■ **Exercise materials**
== == ==

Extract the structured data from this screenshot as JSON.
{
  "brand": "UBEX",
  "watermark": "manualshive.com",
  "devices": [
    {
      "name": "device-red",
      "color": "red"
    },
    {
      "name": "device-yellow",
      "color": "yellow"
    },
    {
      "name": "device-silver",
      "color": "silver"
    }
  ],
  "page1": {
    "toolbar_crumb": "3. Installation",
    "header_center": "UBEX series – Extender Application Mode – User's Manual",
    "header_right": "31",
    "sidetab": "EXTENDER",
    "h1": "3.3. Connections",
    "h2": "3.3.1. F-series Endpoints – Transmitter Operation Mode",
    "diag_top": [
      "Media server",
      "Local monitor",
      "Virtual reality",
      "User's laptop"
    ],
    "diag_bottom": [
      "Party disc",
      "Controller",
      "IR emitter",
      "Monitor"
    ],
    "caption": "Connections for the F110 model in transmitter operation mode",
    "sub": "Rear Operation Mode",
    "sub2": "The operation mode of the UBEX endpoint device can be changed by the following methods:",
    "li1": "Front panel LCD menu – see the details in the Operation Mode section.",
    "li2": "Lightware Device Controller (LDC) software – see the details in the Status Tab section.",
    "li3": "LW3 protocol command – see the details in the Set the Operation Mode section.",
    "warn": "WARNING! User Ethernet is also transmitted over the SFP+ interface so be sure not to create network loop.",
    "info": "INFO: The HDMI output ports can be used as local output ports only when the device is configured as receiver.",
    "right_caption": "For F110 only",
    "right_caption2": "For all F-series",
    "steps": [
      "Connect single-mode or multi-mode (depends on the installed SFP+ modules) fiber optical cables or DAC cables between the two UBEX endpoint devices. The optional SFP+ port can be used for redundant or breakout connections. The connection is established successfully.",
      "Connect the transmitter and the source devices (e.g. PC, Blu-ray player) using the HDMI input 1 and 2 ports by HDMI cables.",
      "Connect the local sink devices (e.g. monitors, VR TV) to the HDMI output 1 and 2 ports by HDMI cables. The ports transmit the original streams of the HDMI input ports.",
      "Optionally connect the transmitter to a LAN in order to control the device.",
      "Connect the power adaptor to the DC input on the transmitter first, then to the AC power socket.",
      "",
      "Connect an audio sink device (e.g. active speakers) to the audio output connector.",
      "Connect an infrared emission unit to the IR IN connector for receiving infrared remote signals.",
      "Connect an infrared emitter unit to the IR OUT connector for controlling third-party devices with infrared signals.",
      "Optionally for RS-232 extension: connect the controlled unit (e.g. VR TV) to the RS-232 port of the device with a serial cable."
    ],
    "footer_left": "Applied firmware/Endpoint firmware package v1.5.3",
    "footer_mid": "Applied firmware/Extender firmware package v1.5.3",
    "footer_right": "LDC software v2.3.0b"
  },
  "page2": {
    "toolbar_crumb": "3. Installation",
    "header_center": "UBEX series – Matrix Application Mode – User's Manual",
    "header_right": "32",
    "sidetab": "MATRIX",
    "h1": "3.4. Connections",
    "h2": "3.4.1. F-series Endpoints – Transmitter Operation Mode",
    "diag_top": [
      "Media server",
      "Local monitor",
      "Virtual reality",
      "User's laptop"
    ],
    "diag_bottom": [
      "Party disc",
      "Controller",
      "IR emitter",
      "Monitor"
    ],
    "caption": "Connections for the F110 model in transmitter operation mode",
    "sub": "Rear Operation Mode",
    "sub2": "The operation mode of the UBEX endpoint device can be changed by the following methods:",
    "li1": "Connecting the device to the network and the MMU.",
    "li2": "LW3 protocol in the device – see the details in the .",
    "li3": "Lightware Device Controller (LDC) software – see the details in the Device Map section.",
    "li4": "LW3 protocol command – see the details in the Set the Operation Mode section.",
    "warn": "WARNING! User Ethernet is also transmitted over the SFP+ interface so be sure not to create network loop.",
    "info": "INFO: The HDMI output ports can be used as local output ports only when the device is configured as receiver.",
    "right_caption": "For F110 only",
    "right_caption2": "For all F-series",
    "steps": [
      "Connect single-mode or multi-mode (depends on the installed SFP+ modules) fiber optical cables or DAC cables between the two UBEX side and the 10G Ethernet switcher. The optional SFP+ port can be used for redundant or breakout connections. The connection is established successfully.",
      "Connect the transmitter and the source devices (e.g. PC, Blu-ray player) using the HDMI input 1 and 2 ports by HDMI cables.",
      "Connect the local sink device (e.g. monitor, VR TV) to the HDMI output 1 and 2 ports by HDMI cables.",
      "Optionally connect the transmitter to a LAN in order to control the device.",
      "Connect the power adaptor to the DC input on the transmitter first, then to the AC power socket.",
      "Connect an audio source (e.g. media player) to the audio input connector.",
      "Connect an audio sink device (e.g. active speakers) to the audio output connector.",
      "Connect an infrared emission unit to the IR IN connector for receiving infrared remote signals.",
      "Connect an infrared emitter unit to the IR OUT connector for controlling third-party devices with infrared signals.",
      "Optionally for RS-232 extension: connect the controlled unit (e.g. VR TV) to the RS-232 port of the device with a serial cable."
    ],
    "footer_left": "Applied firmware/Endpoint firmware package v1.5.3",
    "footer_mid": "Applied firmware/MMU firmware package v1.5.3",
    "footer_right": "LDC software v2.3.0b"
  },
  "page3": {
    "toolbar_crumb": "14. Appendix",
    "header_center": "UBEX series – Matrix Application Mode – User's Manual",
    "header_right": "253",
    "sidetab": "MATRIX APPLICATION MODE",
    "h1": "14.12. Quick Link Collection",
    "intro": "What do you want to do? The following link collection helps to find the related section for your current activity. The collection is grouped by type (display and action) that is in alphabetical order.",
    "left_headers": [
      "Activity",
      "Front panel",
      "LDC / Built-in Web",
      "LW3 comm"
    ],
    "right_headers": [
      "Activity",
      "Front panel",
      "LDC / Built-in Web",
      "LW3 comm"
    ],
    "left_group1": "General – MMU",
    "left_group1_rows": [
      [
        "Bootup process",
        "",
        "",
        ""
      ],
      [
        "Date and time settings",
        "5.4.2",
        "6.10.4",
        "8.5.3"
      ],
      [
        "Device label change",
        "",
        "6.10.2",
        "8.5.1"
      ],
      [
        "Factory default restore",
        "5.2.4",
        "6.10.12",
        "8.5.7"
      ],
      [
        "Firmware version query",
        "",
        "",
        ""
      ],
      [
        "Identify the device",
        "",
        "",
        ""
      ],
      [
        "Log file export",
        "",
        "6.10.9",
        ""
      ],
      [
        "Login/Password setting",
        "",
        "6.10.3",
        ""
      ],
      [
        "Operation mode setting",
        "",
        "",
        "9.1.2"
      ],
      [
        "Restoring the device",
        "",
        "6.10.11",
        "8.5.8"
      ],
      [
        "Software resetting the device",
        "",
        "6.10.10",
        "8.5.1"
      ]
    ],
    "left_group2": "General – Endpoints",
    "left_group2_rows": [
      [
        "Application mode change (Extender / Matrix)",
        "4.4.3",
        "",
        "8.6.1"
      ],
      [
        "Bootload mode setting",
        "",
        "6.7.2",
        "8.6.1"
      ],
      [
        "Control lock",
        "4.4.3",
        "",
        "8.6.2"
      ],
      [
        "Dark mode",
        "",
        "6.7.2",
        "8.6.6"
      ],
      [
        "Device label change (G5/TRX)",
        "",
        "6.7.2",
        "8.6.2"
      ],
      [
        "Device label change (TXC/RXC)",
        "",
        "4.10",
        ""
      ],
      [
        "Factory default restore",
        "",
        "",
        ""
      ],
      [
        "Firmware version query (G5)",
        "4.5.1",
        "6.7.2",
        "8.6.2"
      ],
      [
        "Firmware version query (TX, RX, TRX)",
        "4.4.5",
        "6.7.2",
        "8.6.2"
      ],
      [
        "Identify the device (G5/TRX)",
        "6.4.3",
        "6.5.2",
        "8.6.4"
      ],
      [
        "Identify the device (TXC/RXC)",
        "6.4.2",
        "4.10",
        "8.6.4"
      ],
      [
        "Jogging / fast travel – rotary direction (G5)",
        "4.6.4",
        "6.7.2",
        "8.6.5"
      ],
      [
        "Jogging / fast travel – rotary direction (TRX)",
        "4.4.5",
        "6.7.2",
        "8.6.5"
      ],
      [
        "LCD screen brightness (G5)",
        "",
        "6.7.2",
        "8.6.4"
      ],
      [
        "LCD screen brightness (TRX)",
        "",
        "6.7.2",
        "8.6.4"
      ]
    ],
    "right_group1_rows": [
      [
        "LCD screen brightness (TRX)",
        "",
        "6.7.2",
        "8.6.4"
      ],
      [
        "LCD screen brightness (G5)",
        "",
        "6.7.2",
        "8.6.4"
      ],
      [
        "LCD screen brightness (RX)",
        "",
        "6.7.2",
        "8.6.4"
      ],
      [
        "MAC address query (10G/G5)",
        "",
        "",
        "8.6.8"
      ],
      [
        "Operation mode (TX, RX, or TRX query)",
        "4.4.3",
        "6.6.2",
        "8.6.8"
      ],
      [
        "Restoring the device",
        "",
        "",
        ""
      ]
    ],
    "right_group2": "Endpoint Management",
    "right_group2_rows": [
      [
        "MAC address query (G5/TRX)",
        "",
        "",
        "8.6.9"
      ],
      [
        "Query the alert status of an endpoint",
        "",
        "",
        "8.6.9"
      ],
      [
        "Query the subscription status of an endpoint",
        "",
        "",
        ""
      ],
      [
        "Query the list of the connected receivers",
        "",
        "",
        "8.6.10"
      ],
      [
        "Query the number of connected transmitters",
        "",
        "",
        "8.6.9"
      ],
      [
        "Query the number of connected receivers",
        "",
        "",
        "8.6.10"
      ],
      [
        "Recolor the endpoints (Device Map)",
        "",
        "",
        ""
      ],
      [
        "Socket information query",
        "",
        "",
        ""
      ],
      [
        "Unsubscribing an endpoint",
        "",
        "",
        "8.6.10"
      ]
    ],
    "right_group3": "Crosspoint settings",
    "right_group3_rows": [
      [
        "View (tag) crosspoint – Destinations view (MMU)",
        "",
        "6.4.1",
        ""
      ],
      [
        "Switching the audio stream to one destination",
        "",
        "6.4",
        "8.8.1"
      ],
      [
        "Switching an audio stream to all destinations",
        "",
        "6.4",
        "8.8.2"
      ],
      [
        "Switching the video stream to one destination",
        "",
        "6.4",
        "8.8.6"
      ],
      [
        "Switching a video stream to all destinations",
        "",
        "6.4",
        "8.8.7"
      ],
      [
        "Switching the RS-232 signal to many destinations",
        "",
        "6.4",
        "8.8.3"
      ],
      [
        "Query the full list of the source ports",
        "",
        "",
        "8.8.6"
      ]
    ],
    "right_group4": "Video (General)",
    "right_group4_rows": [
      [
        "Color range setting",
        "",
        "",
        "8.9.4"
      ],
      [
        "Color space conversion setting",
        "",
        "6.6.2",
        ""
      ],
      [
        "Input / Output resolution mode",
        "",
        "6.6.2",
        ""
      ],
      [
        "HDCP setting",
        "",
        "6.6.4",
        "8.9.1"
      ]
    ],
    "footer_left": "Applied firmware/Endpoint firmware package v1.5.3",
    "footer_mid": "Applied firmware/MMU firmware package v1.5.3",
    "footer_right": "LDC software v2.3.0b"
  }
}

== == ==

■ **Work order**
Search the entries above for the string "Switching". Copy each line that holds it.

■ **Task result**
        "Switching the audio stream to one destination",
        "Switching an audio stream to all destinations",
        "Switching the video stream to one destination",
        "Switching a video stream to all destinations",
        "Switching the RS-232 signal to many destinations",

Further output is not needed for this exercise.